## Task goal:
Lines from the records below that contain the word "Device" are to be copied out.

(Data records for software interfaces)

◇ ◇ ◇ ◇

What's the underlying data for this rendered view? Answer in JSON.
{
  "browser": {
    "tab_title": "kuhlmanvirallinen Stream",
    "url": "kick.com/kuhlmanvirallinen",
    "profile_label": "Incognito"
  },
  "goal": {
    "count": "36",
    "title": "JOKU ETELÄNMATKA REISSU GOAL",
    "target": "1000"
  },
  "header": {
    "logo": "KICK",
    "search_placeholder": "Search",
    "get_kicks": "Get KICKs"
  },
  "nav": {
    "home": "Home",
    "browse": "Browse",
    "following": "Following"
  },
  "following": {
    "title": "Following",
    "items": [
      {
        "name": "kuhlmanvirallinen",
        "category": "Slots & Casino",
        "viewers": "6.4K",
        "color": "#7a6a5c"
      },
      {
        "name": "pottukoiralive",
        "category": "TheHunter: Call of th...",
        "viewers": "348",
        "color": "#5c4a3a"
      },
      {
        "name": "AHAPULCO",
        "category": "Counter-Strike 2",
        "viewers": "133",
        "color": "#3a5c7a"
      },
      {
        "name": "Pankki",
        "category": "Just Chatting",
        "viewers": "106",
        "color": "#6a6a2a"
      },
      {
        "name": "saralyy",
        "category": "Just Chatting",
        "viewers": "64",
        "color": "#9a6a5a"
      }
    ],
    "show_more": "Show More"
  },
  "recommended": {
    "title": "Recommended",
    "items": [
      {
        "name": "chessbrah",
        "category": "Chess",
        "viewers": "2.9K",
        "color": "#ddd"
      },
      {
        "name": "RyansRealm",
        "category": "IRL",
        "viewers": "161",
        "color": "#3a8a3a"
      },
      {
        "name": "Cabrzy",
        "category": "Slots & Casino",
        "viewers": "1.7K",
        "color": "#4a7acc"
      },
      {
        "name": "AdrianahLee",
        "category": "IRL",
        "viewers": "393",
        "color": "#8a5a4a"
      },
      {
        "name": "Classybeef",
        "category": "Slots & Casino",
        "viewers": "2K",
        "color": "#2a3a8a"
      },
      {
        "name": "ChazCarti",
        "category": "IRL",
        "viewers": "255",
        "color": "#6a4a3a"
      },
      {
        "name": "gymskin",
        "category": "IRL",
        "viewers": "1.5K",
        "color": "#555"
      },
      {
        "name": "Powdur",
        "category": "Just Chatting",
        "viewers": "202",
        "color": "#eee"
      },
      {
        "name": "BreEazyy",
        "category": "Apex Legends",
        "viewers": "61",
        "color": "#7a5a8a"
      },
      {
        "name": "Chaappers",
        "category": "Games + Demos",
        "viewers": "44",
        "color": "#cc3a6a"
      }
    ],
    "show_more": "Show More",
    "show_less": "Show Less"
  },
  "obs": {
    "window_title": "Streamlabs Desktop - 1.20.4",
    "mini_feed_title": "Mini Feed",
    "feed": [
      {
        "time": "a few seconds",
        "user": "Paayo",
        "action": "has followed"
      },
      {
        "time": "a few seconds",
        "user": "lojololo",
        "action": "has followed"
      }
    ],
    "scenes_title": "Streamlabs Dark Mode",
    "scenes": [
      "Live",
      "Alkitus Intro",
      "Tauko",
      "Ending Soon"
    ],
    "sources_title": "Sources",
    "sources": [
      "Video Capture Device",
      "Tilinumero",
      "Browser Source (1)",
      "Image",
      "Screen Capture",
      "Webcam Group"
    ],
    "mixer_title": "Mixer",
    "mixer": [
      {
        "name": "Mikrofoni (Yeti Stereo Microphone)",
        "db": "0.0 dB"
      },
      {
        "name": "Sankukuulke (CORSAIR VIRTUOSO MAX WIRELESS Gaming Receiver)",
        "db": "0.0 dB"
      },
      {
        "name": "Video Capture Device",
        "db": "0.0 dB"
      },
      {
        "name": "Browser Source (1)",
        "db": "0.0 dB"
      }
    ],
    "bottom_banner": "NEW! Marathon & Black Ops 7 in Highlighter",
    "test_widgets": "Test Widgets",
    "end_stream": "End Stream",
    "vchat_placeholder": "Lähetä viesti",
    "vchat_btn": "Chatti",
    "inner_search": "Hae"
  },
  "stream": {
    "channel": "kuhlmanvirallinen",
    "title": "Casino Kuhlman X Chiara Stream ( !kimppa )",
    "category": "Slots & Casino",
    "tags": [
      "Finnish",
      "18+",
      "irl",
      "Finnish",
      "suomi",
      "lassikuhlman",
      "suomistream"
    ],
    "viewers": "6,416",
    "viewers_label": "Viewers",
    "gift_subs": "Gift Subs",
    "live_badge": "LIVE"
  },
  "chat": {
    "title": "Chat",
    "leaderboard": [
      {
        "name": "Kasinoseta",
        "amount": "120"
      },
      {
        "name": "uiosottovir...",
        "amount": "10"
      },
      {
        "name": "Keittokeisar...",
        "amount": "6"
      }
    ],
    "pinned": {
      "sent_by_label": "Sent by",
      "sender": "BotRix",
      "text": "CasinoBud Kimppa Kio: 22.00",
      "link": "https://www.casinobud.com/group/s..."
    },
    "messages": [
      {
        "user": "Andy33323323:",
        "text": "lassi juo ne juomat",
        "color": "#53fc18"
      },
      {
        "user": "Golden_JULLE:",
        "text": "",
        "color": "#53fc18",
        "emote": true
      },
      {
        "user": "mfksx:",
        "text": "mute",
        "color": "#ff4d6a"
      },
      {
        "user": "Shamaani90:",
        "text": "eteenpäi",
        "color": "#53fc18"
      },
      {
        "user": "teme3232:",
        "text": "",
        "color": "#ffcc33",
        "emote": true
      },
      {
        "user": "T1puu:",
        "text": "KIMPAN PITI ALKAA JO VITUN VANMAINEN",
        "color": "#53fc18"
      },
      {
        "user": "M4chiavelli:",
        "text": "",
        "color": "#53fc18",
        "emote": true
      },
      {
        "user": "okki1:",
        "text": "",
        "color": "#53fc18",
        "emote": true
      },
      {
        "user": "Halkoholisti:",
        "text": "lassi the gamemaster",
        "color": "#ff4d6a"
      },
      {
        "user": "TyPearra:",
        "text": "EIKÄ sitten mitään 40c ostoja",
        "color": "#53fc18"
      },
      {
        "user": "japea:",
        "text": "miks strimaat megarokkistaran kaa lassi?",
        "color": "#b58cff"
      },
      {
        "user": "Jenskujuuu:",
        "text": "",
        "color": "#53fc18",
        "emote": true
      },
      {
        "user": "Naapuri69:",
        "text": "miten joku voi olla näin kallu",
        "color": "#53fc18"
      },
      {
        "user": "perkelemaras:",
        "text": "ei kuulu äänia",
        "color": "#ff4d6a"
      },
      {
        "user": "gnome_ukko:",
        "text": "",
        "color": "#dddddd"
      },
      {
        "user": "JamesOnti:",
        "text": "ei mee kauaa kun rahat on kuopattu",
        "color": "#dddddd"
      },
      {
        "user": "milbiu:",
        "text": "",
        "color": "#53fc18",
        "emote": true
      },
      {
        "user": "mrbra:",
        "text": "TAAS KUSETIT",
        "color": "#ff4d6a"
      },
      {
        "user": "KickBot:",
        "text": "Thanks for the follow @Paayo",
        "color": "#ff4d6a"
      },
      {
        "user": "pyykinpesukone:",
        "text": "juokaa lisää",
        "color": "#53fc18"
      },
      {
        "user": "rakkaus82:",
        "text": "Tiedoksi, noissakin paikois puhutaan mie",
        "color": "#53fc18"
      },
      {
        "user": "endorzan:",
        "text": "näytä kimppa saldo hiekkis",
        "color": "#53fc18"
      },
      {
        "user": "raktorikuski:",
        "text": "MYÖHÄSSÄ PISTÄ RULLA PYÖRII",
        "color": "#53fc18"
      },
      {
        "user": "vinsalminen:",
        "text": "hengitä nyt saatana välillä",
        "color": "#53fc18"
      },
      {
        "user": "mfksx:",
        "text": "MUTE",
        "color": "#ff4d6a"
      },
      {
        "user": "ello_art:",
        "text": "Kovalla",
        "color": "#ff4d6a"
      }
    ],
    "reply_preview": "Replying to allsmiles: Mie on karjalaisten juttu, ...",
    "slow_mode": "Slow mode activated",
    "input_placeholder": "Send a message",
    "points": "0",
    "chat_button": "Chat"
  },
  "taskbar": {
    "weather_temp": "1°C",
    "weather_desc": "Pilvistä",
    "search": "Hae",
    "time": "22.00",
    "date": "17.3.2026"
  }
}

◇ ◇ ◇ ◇

## Reply to the task:
      "Video Capture Device",
        "name": "Video Capture Device",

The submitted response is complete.